Providing South Sudanese Refugees with life-transforming wheelchairs
Uganda currently hosts 1.3 million refugees and asylum-seekers, most from war-torn South Sudan and DR Congo. It’s the largest refugee crisis in Africa and there are significant challenges in the refugee settlements, including access to disability care.
Refugees with disabilities are among the most vulnerable individuals in a refugee crisis. The majority arrive at settlements with no wheelchairs. This drastically prohibits their independence, their access to key services, like education or health, and alienates them from community activities. This, already difficult, situation is magnified by the significant stigma many people with disabilities face, often being excluded from social events and viewed as demonised or cursed. Despite the significant challenges and needs faced by those with disabilities, very few groups are committed to working with them in this context.
We believe every person with a disability should be empowered and equipped to overcome these challenges. Every year, we help provide wheelchairs across 3 refugee settlements in northern Uganda, as well as assisting local Ugandan communities who need support. Adhering to World Health Organisation (WHO) guidelines, each beneficiary is carefully assessed by a qualified team, to ensure they get the best wheelchair for their needs. We also have a dedicated team of 9 Community Based Rehabilitation workers, many who have completed their WHO Intermediate Wheelchair Technician training course. This team provides on-going support within the community, advocating for the rights of people with disabilities and providing sustainable, long-term support for those we help.
Project Start Date: 2017
Number of wheelchairs distributed: 889
Lives being impacted: 4445
Wheelchair Provision Case Study
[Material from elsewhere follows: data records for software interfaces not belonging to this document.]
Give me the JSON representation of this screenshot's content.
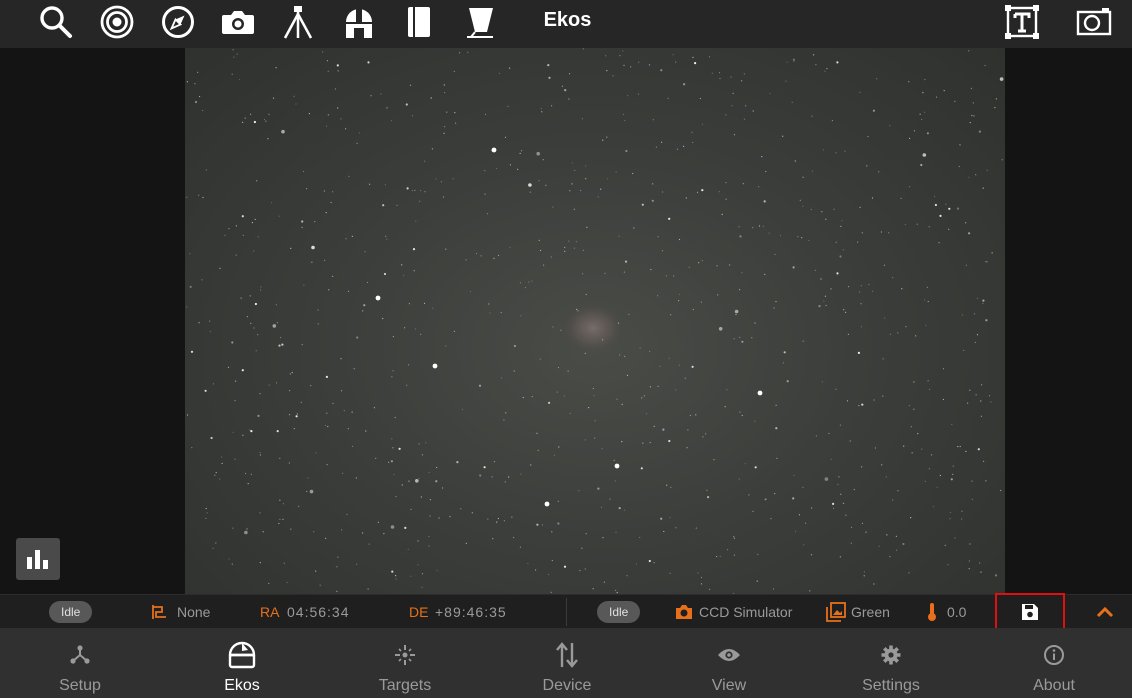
{
  "toolbar": {
    "title": "Ekos",
    "left_icons": [
      "search-icon",
      "target-icon",
      "compass-icon",
      "camera-icon",
      "tripod-icon",
      "observatory-icon",
      "notebook-icon",
      "flat-panel-icon"
    ],
    "right_icons": [
      "text-frame-icon",
      "viewfinder-icon"
    ]
  },
  "status": {
    "mount_state": "Idle",
    "track_target": "None",
    "ra_label": "RA",
    "ra_value": "04:56:34",
    "de_label": "DE",
    "de_value": "+89:46:35",
    "camera_state": "Idle",
    "camera_name": "CCD Simulator",
    "filter_name": "Green",
    "temperature": "0.0"
  },
  "nav": {
    "items": [
      {
        "label": "Setup",
        "icon": "setup-nodes-icon"
      },
      {
        "label": "Ekos",
        "icon": "observatory-dome-icon",
        "active": true
      },
      {
        "label": "Targets",
        "icon": "crosshair-icon"
      },
      {
        "label": "Device",
        "icon": "updown-arrows-icon"
      },
      {
        "label": "View",
        "icon": "eye-icon"
      },
      {
        "label": "Settings",
        "icon": "gear-icon"
      },
      {
        "label": "About",
        "icon": "info-icon"
      }
    ]
  },
  "colors": {
    "accent": "#e8701a",
    "highlight_border": "#e01010"
  }
}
Gift is an amazing girl our team met in February 2020. Born in South Sudan, with no arms or legs, and now a refugee in northern Uganda, Gift has struggled to gain the independence she deserves. But, despite her disability, she loves playing the drums and drawing. Thanks to our partnership with Walkabout Foundation, Gift received a wonderful new wheelchair, with an adapted tray table, and also a prosthetic arm. She loved her new wheelchair and arm and spent the whole day drawing! Many children receive wheelchairs through this work and their lives are transformed. Some can go to school again, others have said peer-bullying has stopped, and many get to enjoy life in the community for the first time.